You had to be a little tough to grow up in Brewerytown, the neighborhood of Philadelphia I called home the first part of my life. You also needed to be open to other ways of life, different religions, and those of another race.
Many of the kids I went to school with were African-Americans. Sometimes, I felt I fit in more with them then I did with some of the Whites. Was an immigrant’s son, different from the mostly northern European families; and I was a White minority, dark-skinned, ethnic curly-headed Greek, readily accepted by the mostly lower middle class group of Black kids. I learned how to box in the school yard of St. Ludwig’s Roman Catholic Grade School. Blacks taught me how to jab and punch, while keeping my guard up and being able to take a hit, while also learning how to hit back, just as hard.
We would not swing for the head, but simply “slap” lightly– “upside the head” — when an opening presented itself. I learned quickly, and soon took on kids outside our school who did not realize someone of my short stature would not back down, and would go toe-to-toe with them when they tried to bully me or my friends.
I also learned how to move, use “dance steps” as part of boxing. And just as important, how to “weave” and “fake out” an opponent. Keep in mind, North Philadelphia where I came from, has given the world some interesting athletic characters. Johnny Weissmuller, the greatest Tarzan of the Silver Screen and Olympic Gold-medal swimming winner, came from old Columbia Avenue. Joe Frasier, the city’s most famous boxer, still provides a gym with his name to train young men near Broad and Glenwood streets.
And Bill Cosby, one of America’s best-loved funny men, came from one of the projects not far from my home. He was quite an athlete in his own right, playing collegiate football, and eventually earning a doctorate — a real one, not an honorary degree — in Physical Education from that North Philadelphia urban university at Broad Street and Montgomery Avenue, Temple University.
A 12-year-old’s Shining Moment
A Fairmount player kicked off, and the football started to fall short.

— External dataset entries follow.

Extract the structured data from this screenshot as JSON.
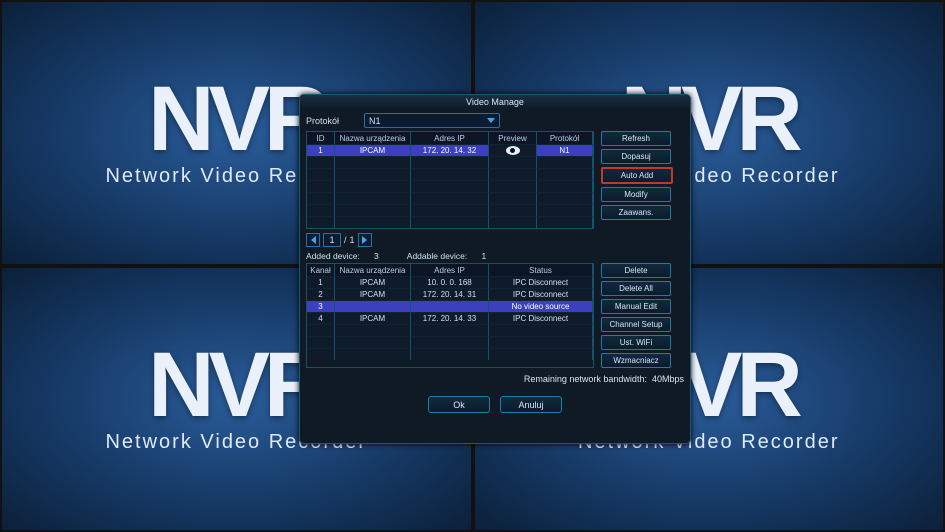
{
  "bg": {
    "logo": "NVR",
    "sub": "Network Video Recorder"
  },
  "dialog": {
    "title": "Video Manage",
    "protocol_label": "Protokół",
    "protocol_value": "N1",
    "upper_headers": [
      "ID",
      "Nazwa urządzenia",
      "Adres IP",
      "Preview",
      "Protokół"
    ],
    "upper_rows": [
      {
        "id": "1",
        "name": "IPCAM",
        "ip": "172. 20. 14. 32",
        "proto": "N1",
        "selected": true
      }
    ],
    "upper_empty_rows": 6,
    "pager": {
      "current": "1",
      "total": "1"
    },
    "counts": {
      "added_label": "Added device:",
      "added_value": "3",
      "addable_label": "Addable device:",
      "addable_value": "1"
    },
    "lower_headers": [
      "Kanał",
      "Nazwa urządzenia",
      "Adres IP",
      "Status"
    ],
    "lower_rows": [
      {
        "ch": "1",
        "name": "IPCAM",
        "ip": "10. 0. 0. 168",
        "status": "IPC Disconnect",
        "selected": false
      },
      {
        "ch": "2",
        "name": "IPCAM",
        "ip": "172. 20. 14. 31",
        "status": "IPC Disconnect",
        "selected": false
      },
      {
        "ch": "3",
        "name": "",
        "ip": "",
        "status": "No video source",
        "selected": true
      },
      {
        "ch": "4",
        "name": "IPCAM",
        "ip": "172. 20. 14. 33",
        "status": "IPC Disconnect",
        "selected": false
      }
    ],
    "lower_empty_rows": 3,
    "btns_upper": [
      "Refresh",
      "Dopasuj",
      "Auto Add",
      "Modify",
      "Zaawans."
    ],
    "btns_upper_highlight": 2,
    "btns_lower": [
      "Delete",
      "Delete All",
      "Manual Edit",
      "Channel Setup",
      "Ust. WiFi",
      "Wzmacniacz"
    ],
    "bw_label": "Remaining network bandwidth:",
    "bw_value": "40Mbps",
    "ok": "Ok",
    "cancel": "Anuluj"
  }
}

It came right toward me. I caught it, so proud that I could “field it” cleanly, but also have room to run in front of me. Somebody blocked the first tackler coming toward me, I veered to the left to avoid another, running along the right “sidelines” as a fellow from the other side — bigger than myself — got ready to make what’s called an “open field” tackle.
I went right towards him, changing the ball from my right to my left arm, and getting as low as I could to the ground, ready to plow into him, in an attempt to knock him over. (I had “a lot of heart,” they said, but also added I was a little crazy.) The tackler gets into his crouch, using quick speed to trick me into thinking he was going to hit me high near the ball carrying hand, when he actually “duked me” and went low.
He grabbed for my legs . . .
And never touched me.
I jumped in the air at the last possible moment, soaring upwards, hurdling his body as he fell face forward to the ground. I was in the air for only a millisecond or two. But it felt like a Kodak Camera Moment frozen in time. Both legs off the ground, arms swinging in front and back as I see only a blur to the side of me and toward the front.
I hear yelling, screaming. No, it’s “cheering!” My teammates are urging me to go all the way.
I hit the ground and momentarily lose my balance, but recover, and dash a short distance untouched for the score. I will never forget that moment. Can’t remember who won or lost. Or even what the score was at the end.
I do remember a friend, Jimmy Soss, re-telling this, my greatest sports adventure, to a young girl later that evening. Her name was Geraldine McFadden, whose heart I won the night before. I believe I had solidified my “in with her” through my “athletic prowess.” It was the second of three parts that made up the greatest weekend in my childhood years.
For “Contoveros Greatest Hits, the Early Years,” Part I, see: